START INPUT DATA

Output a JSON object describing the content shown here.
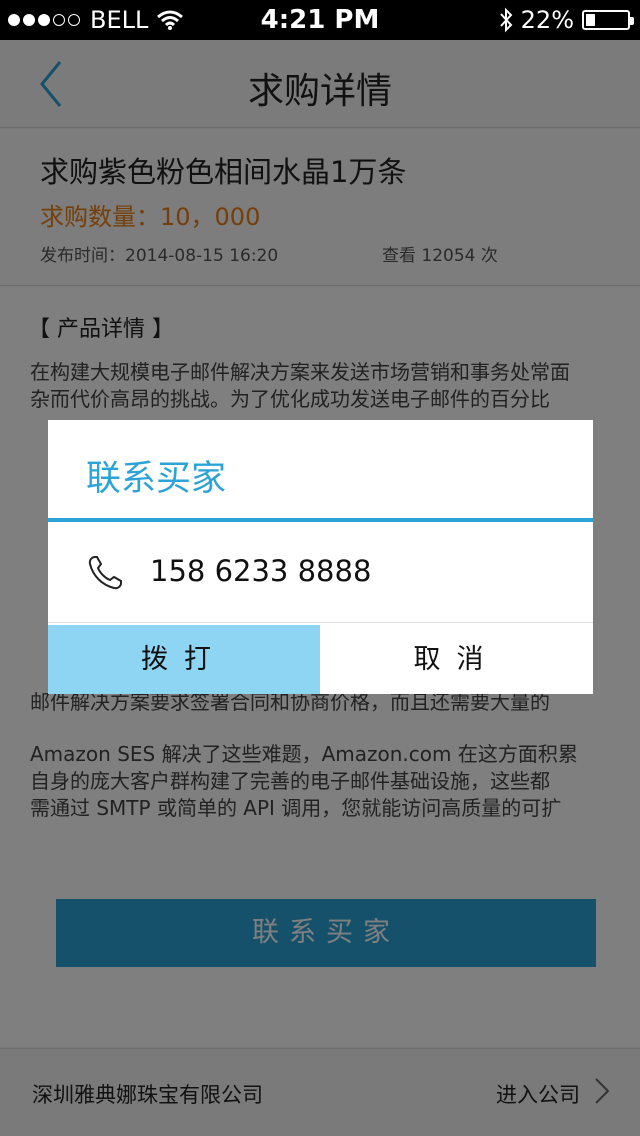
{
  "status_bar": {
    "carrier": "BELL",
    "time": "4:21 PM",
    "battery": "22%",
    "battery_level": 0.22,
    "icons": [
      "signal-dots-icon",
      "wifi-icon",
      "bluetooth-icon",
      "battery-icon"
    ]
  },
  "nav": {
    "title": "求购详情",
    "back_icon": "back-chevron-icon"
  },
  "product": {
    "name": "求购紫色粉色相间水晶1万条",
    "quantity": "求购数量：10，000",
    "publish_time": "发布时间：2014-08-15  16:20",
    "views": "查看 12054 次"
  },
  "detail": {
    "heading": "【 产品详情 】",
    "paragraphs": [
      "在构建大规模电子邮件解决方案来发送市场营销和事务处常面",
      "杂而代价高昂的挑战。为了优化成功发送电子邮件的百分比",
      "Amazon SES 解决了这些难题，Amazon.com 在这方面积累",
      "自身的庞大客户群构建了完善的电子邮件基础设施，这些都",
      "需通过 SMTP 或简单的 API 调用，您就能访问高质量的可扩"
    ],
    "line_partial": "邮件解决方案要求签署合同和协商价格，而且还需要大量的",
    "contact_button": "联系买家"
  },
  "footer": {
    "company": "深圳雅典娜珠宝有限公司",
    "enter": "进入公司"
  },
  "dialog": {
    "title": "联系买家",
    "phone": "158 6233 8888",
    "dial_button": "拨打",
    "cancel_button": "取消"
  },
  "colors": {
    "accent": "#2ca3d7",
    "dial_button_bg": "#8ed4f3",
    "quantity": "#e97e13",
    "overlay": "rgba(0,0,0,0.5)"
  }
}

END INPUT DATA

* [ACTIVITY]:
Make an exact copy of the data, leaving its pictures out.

* [ANSWER TO THIS TASK]:
Output a JSON object describing the content shown here.
{
  "status_bar": {
    "carrier": "BELL",
    "time": "4:21 PM",
    "battery": "22%",
    "battery_level": 0.22,
    "icons": [
      "signal-dots-icon",
      "wifi-icon",
      "bluetooth-icon",
      "battery-icon"
    ]
  },
  "nav": {
    "title": "求购详情",
    "back_icon": "back-chevron-icon"
  },
  "product": {
    "name": "求购紫色粉色相间水晶1万条",
    "quantity": "求购数量：10，000",
    "publish_time": "发布时间：2014-08-15  16:20",
    "views": "查看 12054 次"
  },
  "detail": {
    "heading": "【 产品详情 】",
    "paragraphs": [
      "在构建大规模电子邮件解决方案来发送市场营销和事务处常面",
      "杂而代价高昂的挑战。为了优化成功发送电子邮件的百分比",
      "Amazon SES 解决了这些难题，Amazon.com 在这方面积累",
      "自身的庞大客户群构建了完善的电子邮件基础设施，这些都",
      "需通过 SMTP 或简单的 API 调用，您就能访问高质量的可扩"
    ],
    "line_partial": "邮件解决方案要求签署合同和协商价格，而且还需要大量的",
    "contact_button": "联系买家"
  },
  "footer": {
    "company": "深圳雅典娜珠宝有限公司",
    "enter": "进入公司"
  },
  "dialog": {
    "title": "联系买家",
    "phone": "158 6233 8888",
    "dial_button": "拨打",
    "cancel_button": "取消"
  },
  "colors": {
    "accent": "#2ca3d7",
    "dial_button_bg": "#8ed4f3",
    "quantity": "#e97e13",
    "overlay": "rgba(0,0,0,0.5)"
  }
}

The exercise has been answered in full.